Web page and app entries:

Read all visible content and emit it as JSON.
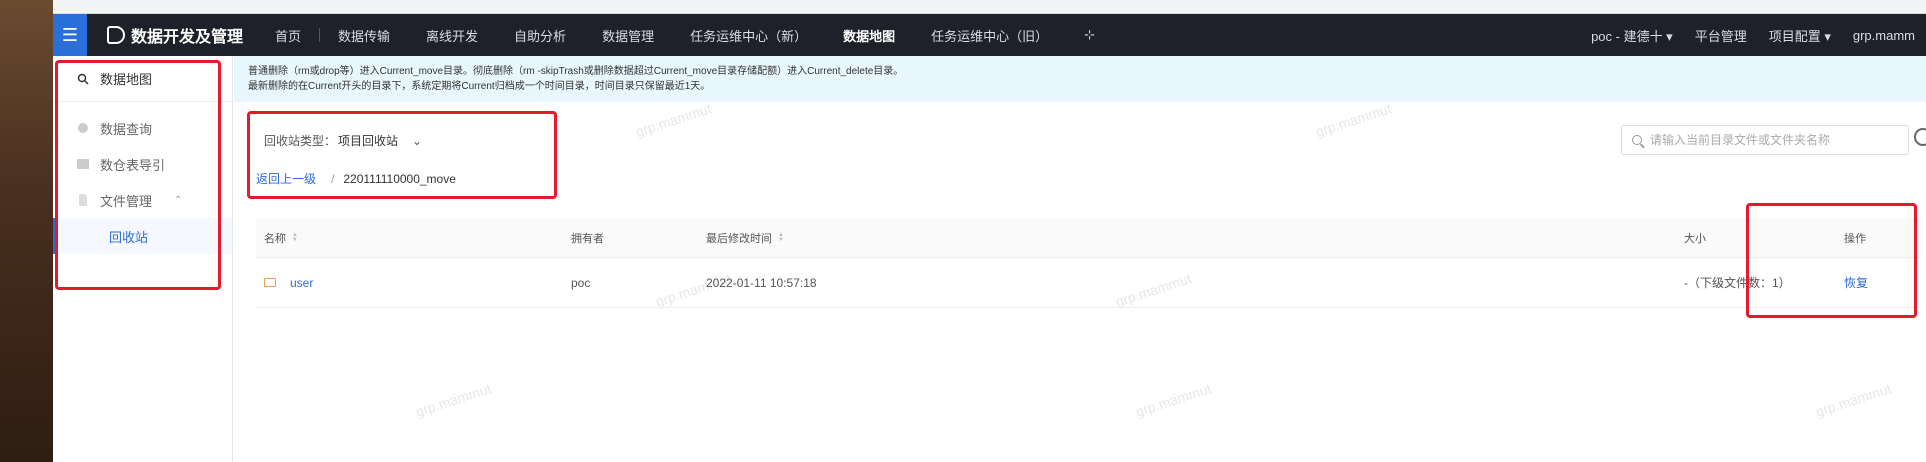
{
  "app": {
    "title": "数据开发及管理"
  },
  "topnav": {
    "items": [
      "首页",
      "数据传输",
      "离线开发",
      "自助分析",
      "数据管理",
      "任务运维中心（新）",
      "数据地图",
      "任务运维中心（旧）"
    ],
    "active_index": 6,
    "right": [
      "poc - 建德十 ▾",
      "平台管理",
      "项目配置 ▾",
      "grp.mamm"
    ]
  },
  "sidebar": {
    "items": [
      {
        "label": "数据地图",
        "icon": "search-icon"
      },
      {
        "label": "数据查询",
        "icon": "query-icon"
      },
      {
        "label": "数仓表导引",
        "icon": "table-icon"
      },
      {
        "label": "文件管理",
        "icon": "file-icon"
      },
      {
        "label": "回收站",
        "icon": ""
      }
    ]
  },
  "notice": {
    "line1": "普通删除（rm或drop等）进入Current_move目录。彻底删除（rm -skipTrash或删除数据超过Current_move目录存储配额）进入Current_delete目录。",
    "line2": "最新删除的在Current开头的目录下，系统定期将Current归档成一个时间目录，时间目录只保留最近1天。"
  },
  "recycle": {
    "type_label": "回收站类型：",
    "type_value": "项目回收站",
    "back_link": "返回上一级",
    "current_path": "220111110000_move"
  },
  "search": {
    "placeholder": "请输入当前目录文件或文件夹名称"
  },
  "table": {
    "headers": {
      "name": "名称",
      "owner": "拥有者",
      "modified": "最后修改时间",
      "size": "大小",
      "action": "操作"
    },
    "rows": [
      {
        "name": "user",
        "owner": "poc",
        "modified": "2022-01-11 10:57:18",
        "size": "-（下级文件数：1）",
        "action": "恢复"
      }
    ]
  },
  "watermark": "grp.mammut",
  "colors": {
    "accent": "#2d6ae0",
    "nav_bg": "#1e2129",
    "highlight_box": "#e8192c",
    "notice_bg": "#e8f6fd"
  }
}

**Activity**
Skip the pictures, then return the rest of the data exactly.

**Output for this exercise**
Read all visible content and emit it as JSON.
{
  "app": {
    "title": "数据开发及管理"
  },
  "topnav": {
    "items": [
      "首页",
      "数据传输",
      "离线开发",
      "自助分析",
      "数据管理",
      "任务运维中心（新）",
      "数据地图",
      "任务运维中心（旧）"
    ],
    "active_index": 6,
    "right": [
      "poc - 建德十 ▾",
      "平台管理",
      "项目配置 ▾",
      "grp.mamm"
    ]
  },
  "sidebar": {
    "items": [
      {
        "label": "数据地图",
        "icon": "search-icon"
      },
      {
        "label": "数据查询",
        "icon": "query-icon"
      },
      {
        "label": "数仓表导引",
        "icon": "table-icon"
      },
      {
        "label": "文件管理",
        "icon": "file-icon"
      },
      {
        "label": "回收站",
        "icon": ""
      }
    ]
  },
  "notice": {
    "line1": "普通删除（rm或drop等）进入Current_move目录。彻底删除（rm -skipTrash或删除数据超过Current_move目录存储配额）进入Current_delete目录。",
    "line2": "最新删除的在Current开头的目录下，系统定期将Current归档成一个时间目录，时间目录只保留最近1天。"
  },
  "recycle": {
    "type_label": "回收站类型：",
    "type_value": "项目回收站",
    "back_link": "返回上一级",
    "current_path": "220111110000_move"
  },
  "search": {
    "placeholder": "请输入当前目录文件或文件夹名称"
  },
  "table": {
    "headers": {
      "name": "名称",
      "owner": "拥有者",
      "modified": "最后修改时间",
      "size": "大小",
      "action": "操作"
    },
    "rows": [
      {
        "name": "user",
        "owner": "poc",
        "modified": "2022-01-11 10:57:18",
        "size": "-（下级文件数：1）",
        "action": "恢复"
      }
    ]
  },
  "watermark": "grp.mammut",
  "colors": {
    "accent": "#2d6ae0",
    "nav_bg": "#1e2129",
    "highlight_box": "#e8192c",
    "notice_bg": "#e8f6fd"
  }
}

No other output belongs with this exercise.